How to maximize the value of your visit to the zoo as a photographer

The zoo is a great place both to explore animals and locations but also where you can practice your photography skills. To maximize your visit there however you can plan out ahead on what you should do there and what to bring. Read on to find out more!

Before you leave your home

Even before you show up at the zoo there are steps you can take to make the trip the best it can be. It is all about preparation.

Read up on the venue you are to visit

Go online and read up on the zoo you are to visit. What animals are there and is there anything special showing at the moment you should plan for? There might be local rules you must follow and there is also some venues that do not allow cameras at all. Most of the times flashes are not allowed since they can put stress the animals.

So I am going, what should I bring?

As always; the best photography equipment is always that you have with you. If you are planning to walk around a zoo for a whole day you should plan accordingly and not bringing to much gear. A single camera with a super-zoom will be sufficient but it can be quite useful to bring a macro if you have a good backpack to place it in. When it comes to tripods or mono-pods you should bring one if you are comfortable of walking around with it and it is light enough not to stop you.
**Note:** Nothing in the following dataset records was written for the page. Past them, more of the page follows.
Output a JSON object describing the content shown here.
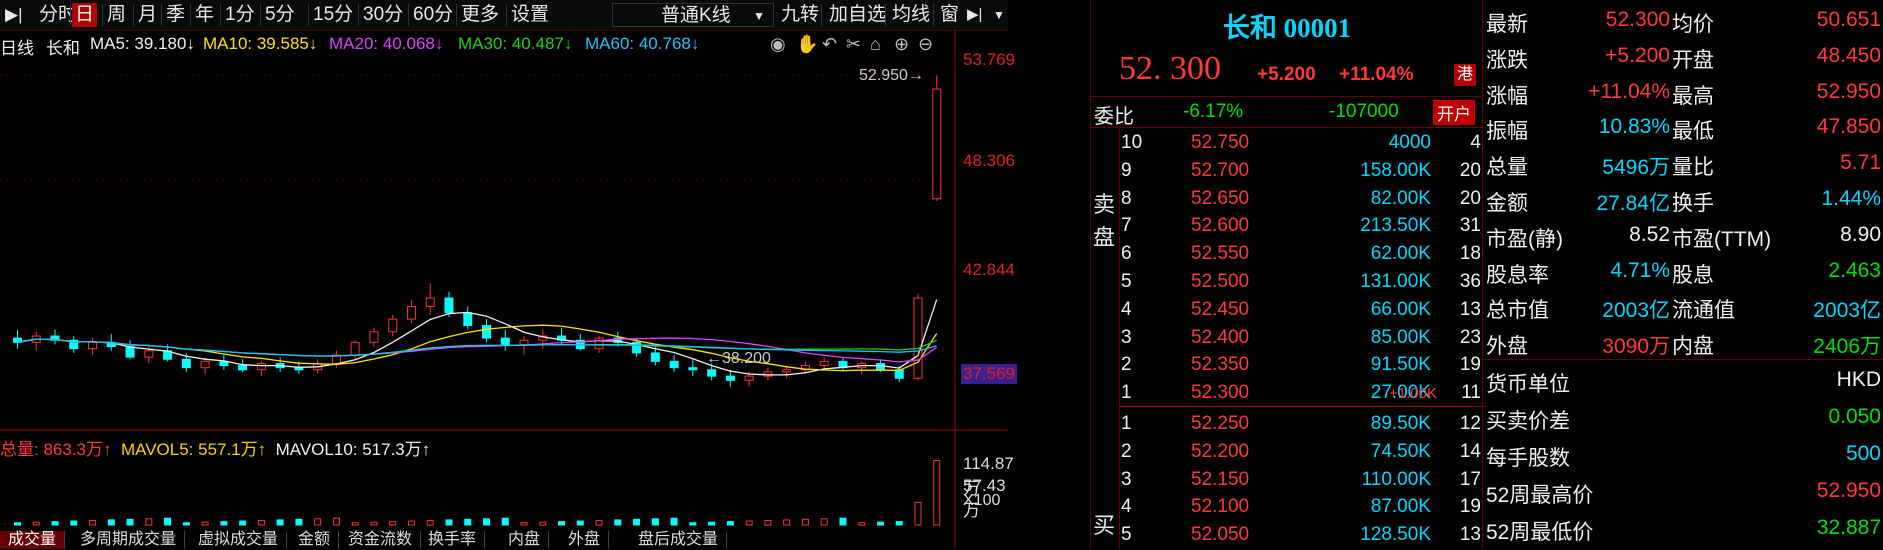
{
  "toolbar": {
    "items": [
      "分时",
      "日",
      "周",
      "月",
      "季",
      "年",
      "1分",
      "5分",
      "15分",
      "30分",
      "60分",
      "更多",
      "设置"
    ],
    "selected": "日",
    "kline_select": "普通K线",
    "right_items": [
      "九转",
      "加自选",
      "均线",
      "窗"
    ]
  },
  "chart": {
    "period_label": "日线",
    "stock_name": "长和",
    "ma": [
      {
        "label": "MA5: 39.180↓",
        "color": "#f0f0f0"
      },
      {
        "label": "MA10: 39.585↓",
        "color": "#ffe000"
      },
      {
        "label": "MA20: 40.068↓",
        "color": "#e040ff"
      },
      {
        "label": "MA30: 40.487↓",
        "color": "#20d020"
      },
      {
        "label": "MA60: 40.768↓",
        "color": "#20c0ff"
      }
    ],
    "price_axis": [
      "53.769",
      "48.306",
      "42.844",
      "37.569"
    ],
    "high_annotation": "52.950",
    "low_annotation": "38.200",
    "volume_label": "总量: 863.3万↑",
    "mavol5": "MAVOL5: 557.1万↑",
    "mavol10": "MAVOL10: 517.3万↑",
    "volume_axis": [
      "114.87万",
      "57.43万",
      "X100"
    ],
    "bottom_tabs": [
      "成交量",
      "多周期成交量",
      "虚拟成交量",
      "金额",
      "资金流数",
      "换手率",
      "内盘",
      "外盘",
      "盘后成交量"
    ]
  },
  "chart_data": {
    "type": "candlestick",
    "ylim": [
      37.569,
      53.769
    ],
    "candles": [
      [
        40.5,
        40.9,
        40.0,
        40.3
      ],
      [
        40.3,
        40.8,
        39.9,
        40.6
      ],
      [
        40.6,
        40.9,
        40.2,
        40.4
      ],
      [
        40.4,
        40.6,
        39.8,
        40.0
      ],
      [
        40.0,
        40.5,
        39.7,
        40.3
      ],
      [
        40.3,
        40.7,
        39.9,
        40.1
      ],
      [
        40.1,
        40.4,
        39.5,
        39.6
      ],
      [
        39.6,
        40.1,
        39.3,
        39.9
      ],
      [
        39.9,
        40.2,
        39.4,
        39.5
      ],
      [
        39.5,
        39.8,
        38.9,
        39.1
      ],
      [
        39.1,
        39.6,
        38.8,
        39.4
      ],
      [
        39.4,
        39.7,
        39.0,
        39.2
      ],
      [
        39.2,
        39.5,
        38.9,
        39.0
      ],
      [
        39.0,
        39.4,
        38.7,
        39.3
      ],
      [
        39.3,
        39.6,
        38.9,
        39.1
      ],
      [
        39.1,
        39.4,
        38.8,
        39.0
      ],
      [
        39.0,
        39.5,
        38.8,
        39.3
      ],
      [
        39.3,
        39.9,
        39.1,
        39.7
      ],
      [
        39.7,
        40.4,
        39.5,
        40.3
      ],
      [
        40.3,
        41.0,
        40.1,
        40.8
      ],
      [
        40.8,
        41.6,
        40.6,
        41.4
      ],
      [
        41.4,
        42.3,
        41.2,
        42.0
      ],
      [
        42.0,
        43.1,
        41.6,
        42.4
      ],
      [
        42.4,
        42.7,
        41.5,
        41.7
      ],
      [
        41.7,
        42.0,
        40.9,
        41.1
      ],
      [
        41.1,
        41.4,
        40.3,
        40.5
      ],
      [
        40.5,
        40.9,
        39.9,
        40.2
      ],
      [
        40.2,
        40.6,
        39.7,
        40.4
      ],
      [
        40.4,
        40.9,
        40.0,
        40.6
      ],
      [
        40.6,
        41.0,
        40.2,
        40.4
      ],
      [
        40.4,
        40.7,
        39.9,
        40.0
      ],
      [
        40.0,
        40.6,
        39.8,
        40.5
      ],
      [
        40.5,
        40.8,
        40.1,
        40.3
      ],
      [
        40.3,
        40.5,
        39.6,
        39.8
      ],
      [
        39.8,
        40.1,
        39.2,
        39.4
      ],
      [
        39.4,
        39.7,
        38.9,
        39.1
      ],
      [
        39.1,
        39.5,
        38.7,
        39.0
      ],
      [
        39.0,
        39.3,
        38.5,
        38.7
      ],
      [
        38.7,
        39.0,
        38.2,
        38.5
      ],
      [
        38.5,
        38.9,
        38.2,
        38.7
      ],
      [
        38.7,
        39.1,
        38.5,
        38.9
      ],
      [
        38.9,
        39.2,
        38.6,
        39.0
      ],
      [
        39.0,
        39.4,
        38.8,
        39.2
      ],
      [
        39.2,
        39.6,
        39.0,
        39.4
      ],
      [
        39.4,
        39.6,
        39.0,
        39.1
      ],
      [
        39.1,
        39.4,
        38.8,
        39.3
      ],
      [
        39.3,
        39.5,
        38.9,
        39.0
      ],
      [
        39.0,
        39.2,
        38.4,
        38.6
      ],
      [
        38.6,
        42.6,
        38.5,
        42.4
      ],
      [
        47.1,
        52.95,
        47.0,
        52.3
      ]
    ],
    "volume_ylim": [
      0,
      114.87
    ]
  },
  "quote": {
    "title": "长和 00001",
    "price": "52. 300",
    "change": "+5.200",
    "change_pct": "+11.04%",
    "market_badge": "港",
    "weibi_label": "委比",
    "weibi_pct": "-6.17%",
    "weibi_diff": "-107000",
    "open_account_btn": "开户",
    "sell_label": [
      "卖",
      "盘"
    ],
    "buy_label": "买",
    "sells": [
      {
        "lvl": "10",
        "price": "52.750",
        "vol": "4000",
        "n": "4",
        "extra": ""
      },
      {
        "lvl": "9",
        "price": "52.700",
        "vol": "158.00K",
        "n": "20",
        "extra": ""
      },
      {
        "lvl": "8",
        "price": "52.650",
        "vol": "82.00K",
        "n": "20",
        "extra": ""
      },
      {
        "lvl": "7",
        "price": "52.600",
        "vol": "213.50K",
        "n": "31",
        "extra": ""
      },
      {
        "lvl": "6",
        "price": "52.550",
        "vol": "62.00K",
        "n": "18",
        "extra": ""
      },
      {
        "lvl": "5",
        "price": "52.500",
        "vol": "131.00K",
        "n": "36",
        "extra": ""
      },
      {
        "lvl": "4",
        "price": "52.450",
        "vol": "66.00K",
        "n": "13",
        "extra": ""
      },
      {
        "lvl": "3",
        "price": "52.400",
        "vol": "85.00K",
        "n": "23",
        "extra": ""
      },
      {
        "lvl": "2",
        "price": "52.350",
        "vol": "91.50K",
        "n": "19",
        "extra": ""
      },
      {
        "lvl": "1",
        "price": "52.300",
        "vol": "27.00K",
        "n": "11",
        "extra": "+1.00K"
      }
    ],
    "buys": [
      {
        "lvl": "1",
        "price": "52.250",
        "vol": "89.50K",
        "n": "12"
      },
      {
        "lvl": "2",
        "price": "52.200",
        "vol": "74.50K",
        "n": "14"
      },
      {
        "lvl": "3",
        "price": "52.150",
        "vol": "110.00K",
        "n": "17"
      },
      {
        "lvl": "4",
        "price": "52.100",
        "vol": "87.00K",
        "n": "19"
      },
      {
        "lvl": "5",
        "price": "52.050",
        "vol": "128.50K",
        "n": "13"
      }
    ]
  },
  "stats": [
    {
      "l1": "最新",
      "v1": "52.300",
      "c1": "red",
      "l2": "均价",
      "v2": "50.651",
      "c2": "red"
    },
    {
      "l1": "涨跌",
      "v1": "+5.200",
      "c1": "red",
      "l2": "开盘",
      "v2": "48.450",
      "c2": "red"
    },
    {
      "l1": "涨幅",
      "v1": "+11.04%",
      "c1": "red",
      "l2": "最高",
      "v2": "52.950",
      "c2": "red"
    },
    {
      "l1": "振幅",
      "v1": "10.83%",
      "c1": "cyan",
      "l2": "最低",
      "v2": "47.850",
      "c2": "red"
    },
    {
      "l1": "总量",
      "v1": "5496万",
      "c1": "cyan",
      "l2": "量比",
      "v2": "5.71",
      "c2": "red"
    },
    {
      "l1": "金额",
      "v1": "27.84亿",
      "c1": "cyan",
      "l2": "换手",
      "v2": "1.44%",
      "c2": "cyan"
    },
    {
      "l1": "市盈(静)",
      "v1": "8.52",
      "c1": "white",
      "l2": "市盈(TTM)",
      "v2": "8.90",
      "c2": "white"
    },
    {
      "l1": "股息率",
      "v1": "4.71%",
      "c1": "cyan",
      "l2": "股息",
      "v2": "2.463",
      "c2": "green"
    },
    {
      "l1": "总市值",
      "v1": "2003亿",
      "c1": "cyan",
      "l2": "流通值",
      "v2": "2003亿",
      "c2": "cyan"
    },
    {
      "l1": "外盘",
      "v1": "3090万",
      "c1": "red",
      "l2": "内盘",
      "v2": "2406万",
      "c2": "green"
    }
  ],
  "stats2": [
    {
      "l": "货币单位",
      "v": "HKD",
      "c": "white"
    },
    {
      "l": "买卖价差",
      "v": "0.050",
      "c": "green"
    },
    {
      "l": "每手股数",
      "v": "500",
      "c": "cyan"
    },
    {
      "l": "52周最高价",
      "v": "52.950",
      "c": "red"
    },
    {
      "l": "52周最低价",
      "v": "32.887",
      "c": "green"
    }
  ]
}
Since I am a Nikon user myself the gear I’d bring would be my Nikon 18-200 and my Sigma 105. I would not bring a tripod since it would be too much to carry around and since the 18-200 has vibration reduction I can handle the situation using it.

Techniques to practice

You will be faced by situations you can easily practice in your own home so there is no reason not to. By doing this you will have a better understanding of your tool-set when you arrive at your destination.

fishShooting photos through glass

Reptilians and small creepy crawlers is always behind glass in a zoo. At first this might put you off but it really shouldn’t. Shooting through glass can be done with great result as long as you practice the technique. It all comes down to keeping the lens tight against the glass (remove the lens hood) and minimize the light coming in between the lens and the glass. If you have a shirt or some other cloth you might also wrap this around the lens to get least possible amount of light creep. This can be practiced at home against your windows or using an aquarium if you have one.

Invisible fences

A fence between you and your target is not a problem as long as you focus on the target and there is enough distance between it and the fence. A simple way to practice this is to hold a pencil in front of the lens at home, focusing and taking photos of items.

At the zoo

The day has come and you are at the zoo, now it’s time to get all that preparation into action and get a fun day with the animals and preferably leave with a great set of photos.

Composition and context

Regardless of what animal you are photographing you goal most of the times is to freeze a moment where it seem you are meeting the animals in the wild. This means that you want to minimize the amount of lamp posts behind that wolf or care taker behind the polar bear. What’s behind your subject gives the photo context and tell a story of an animal in it’s own habitat. Look around for different angles you may reach and think about how the outcome from that specific angel would be. Or simply try them all!

For in-door photography at the zoo, double check what you are allowed to do and what gear you can use. In-door you are not usually allowed to use flashes so be prepared to increase you ISO to the higher span of what your camera can handle.

lionNot all photos of animals have to be strict like the lion on the savanna with a gazelle under it’s paws though. It can be just as good if you get a photo of a lion playing with a red ball while a monkey is juggling with rocks in the background.

Never underestimate the power of humor in photography.

If you are not sure, ask for permission

If there is an exhibition or alike in the zoo, ask for permission before you start taking pictures. There might be special rules around it and if uncertain, always ask!

Wild animals can’t be controlled or made into giving you poses and they should not be. Patience is a virtue and you should spend some time at each location you want to photograph to find the spot you should be at and to get the photo you want.

Things to remember

General points on how to handle animals and the situations you may face.

Respect the animals 

Animals are living beings with personalities of their own. Just as we must respect our fellow humans we should respect the animals and not put them in situations for our benefit more then needed. A zoo is a great place to learn of the animals but we should put as little stress as possible for them. If you would to see any mistreatment or alike of any animals while at a zoo, please report it to the authorities. For you own safety, do this when you have left the zoo. Not to get into a situation where it’s you against the staff. That is a question for the authorities.

Respect other visitors at the zoo 

Everyone at the zoo has paid for their ticket and have the same right to see the animals as you. Do not push yourself in front of other to get your photo. Respect the people around you. If there is child watching the animals, let them. You can always take your photo on another day but for the child it might be a day of wonders. Be nice to them!


Photo credits: Featured image taken by Eike_, Fish by Nigel Swales, Lion by Tambako the Jaguar.

Published by

Martin Karlsson

I am a hobby photographer always trying to improve my technique!

Leave a Reply

Your email address will not be published. Required fields are marked *